Personality predicts derailment: From Sepp Blatter to Dominique Strauss-Kahn and Tony Blair, there is no shortage of qualified and competent leaders who derail. There are only two ways to prevent this. The first is to avoid promoting people with a prominent dark side into leadership roles; the second is to help leaders to tame their dark side tendencies. Neither can be attained without a comprehensive personality profile of the leader. Organizations that fail to do this, or focus only on strengths, will end up with a higher proportion of inept, toxic, and dangerous leaders. As a matter of fact, it is not uncommon for leaders to derail because they overuse their strengths.
Talent is personality in the right place: All talent acquisition efforts share the same single goal, which is to enhance person-job fit. Although most of the key determinants of leadership effectiveness are universal (e.g., good judgment, expertise, people-skills, integrity, curiosity, and coachability), leadership performance is partly contextual. For example, leaders will perform better if their values are congruent with the mission and culture of their organizations, if their style is suitable for their teams and organizations, and if there is their experience, decision-making style, and competencies are a good match for their role. In short, talent is personality in the right place. Once you know a leader’s personality, the only thing left to do is to understand the environment in which she will operate.
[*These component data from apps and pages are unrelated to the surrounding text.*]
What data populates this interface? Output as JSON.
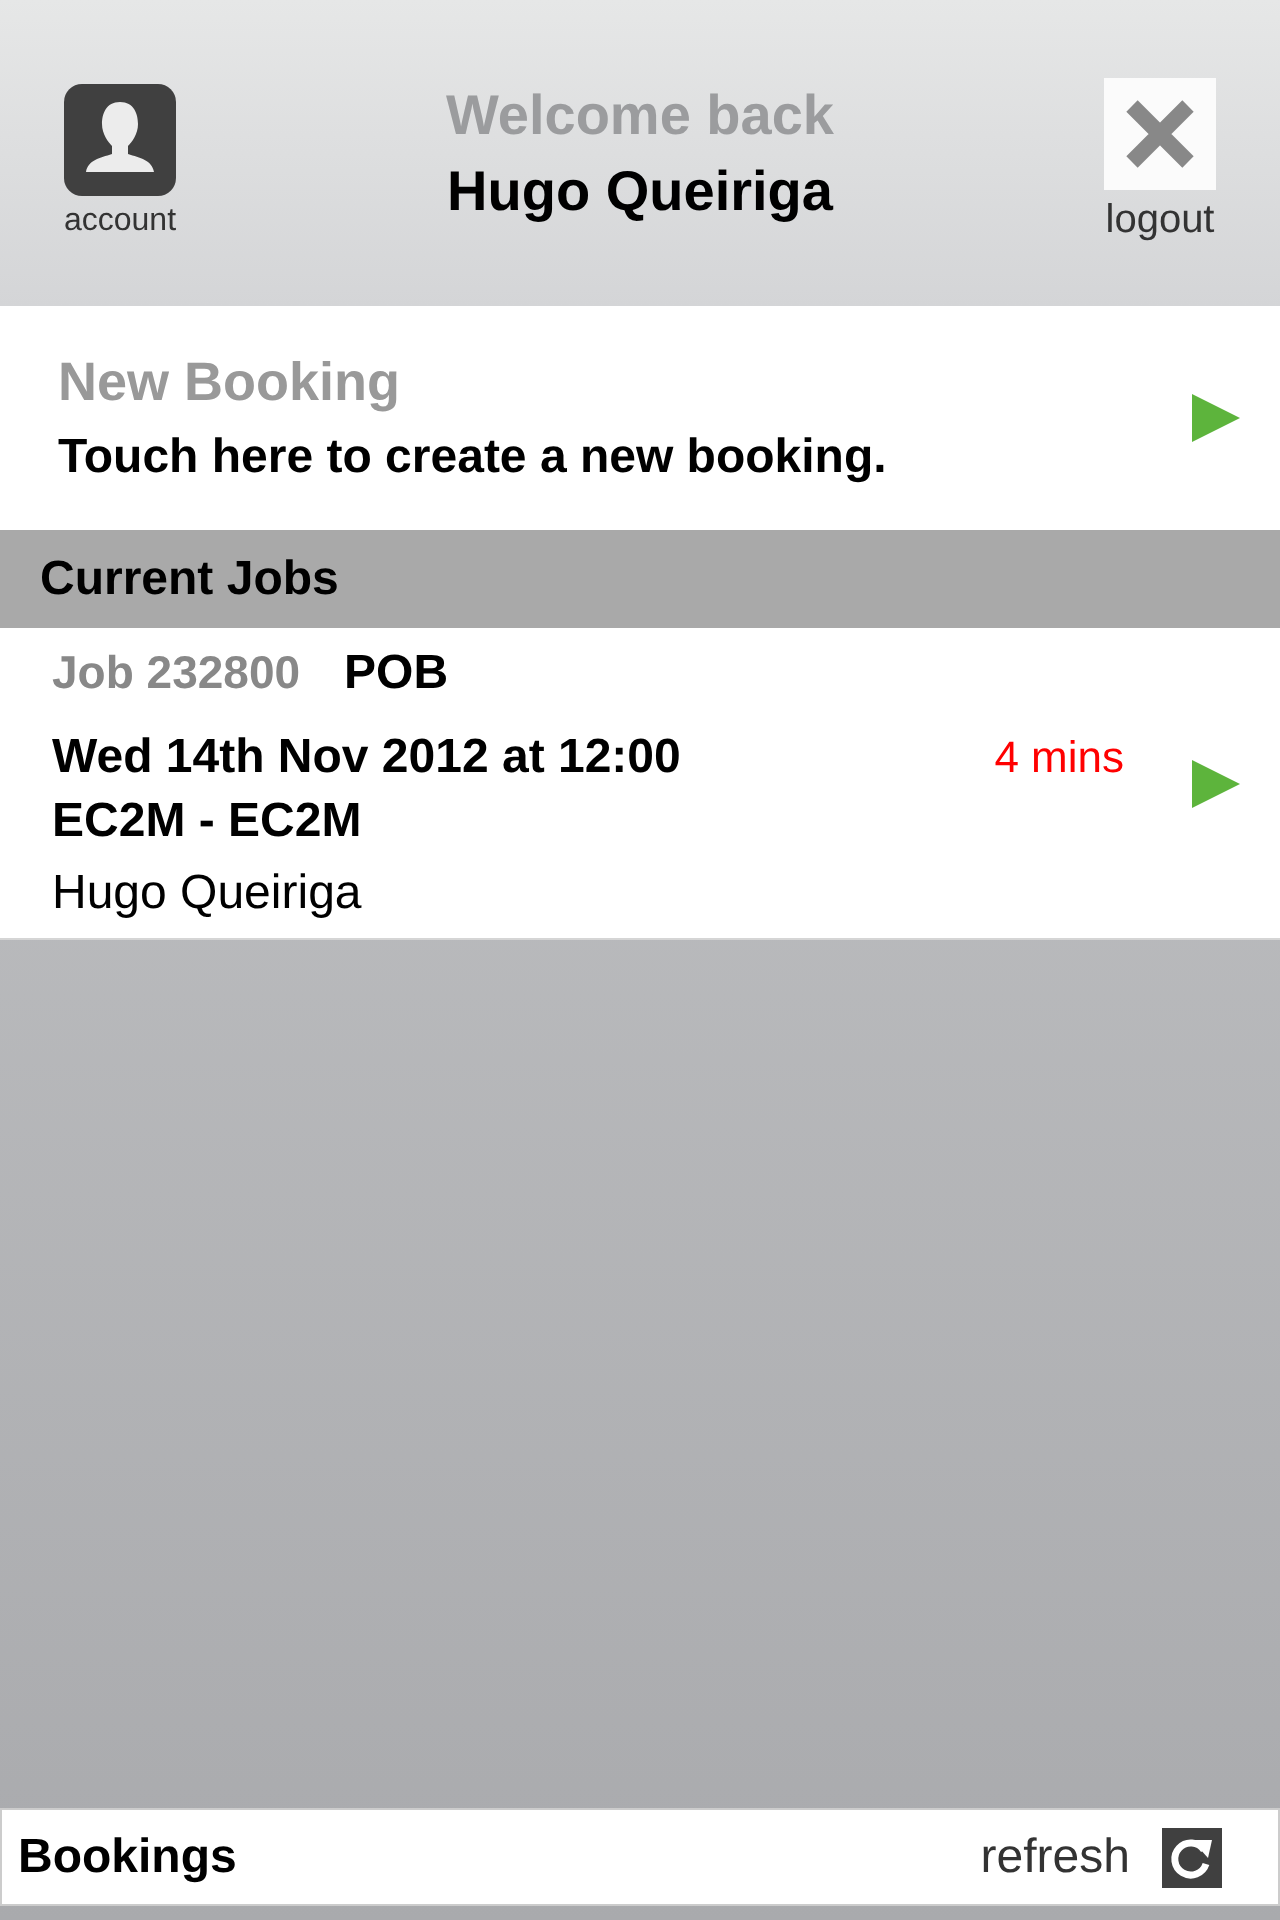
{
  "header": {
    "account_label": "account",
    "greeting": "Welcome back",
    "user_name": "Hugo Queiriga",
    "logout_label": "logout"
  },
  "new_booking": {
    "title": "New Booking",
    "subtitle": "Touch here to create a new booking."
  },
  "section_title": "Current Jobs",
  "jobs": [
    {
      "job_number": "Job 232800",
      "status": "POB",
      "datetime": "Wed 14th Nov 2012 at 12:00",
      "eta": "4 mins",
      "route": "EC2M - EC2M",
      "passenger": "Hugo Queiriga"
    }
  ],
  "footer": {
    "title": "Bookings",
    "refresh_label": "refresh"
  }
}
In sum, most leadership development interventions will improve if organizations and coaches can gain a better understanding of their leaders, and particularly those candidates they are considering for leadership position. Selection can prevent most development problems, because development interventions should be focused on individuals most likely to benefit from them. The much underutilized science of personality provides reliable and predictive tools for de-risking organizations’ leadership choices and upgrading their leadership talent. There is no excuse for playing it by ear.
Originally appeared in Forbes.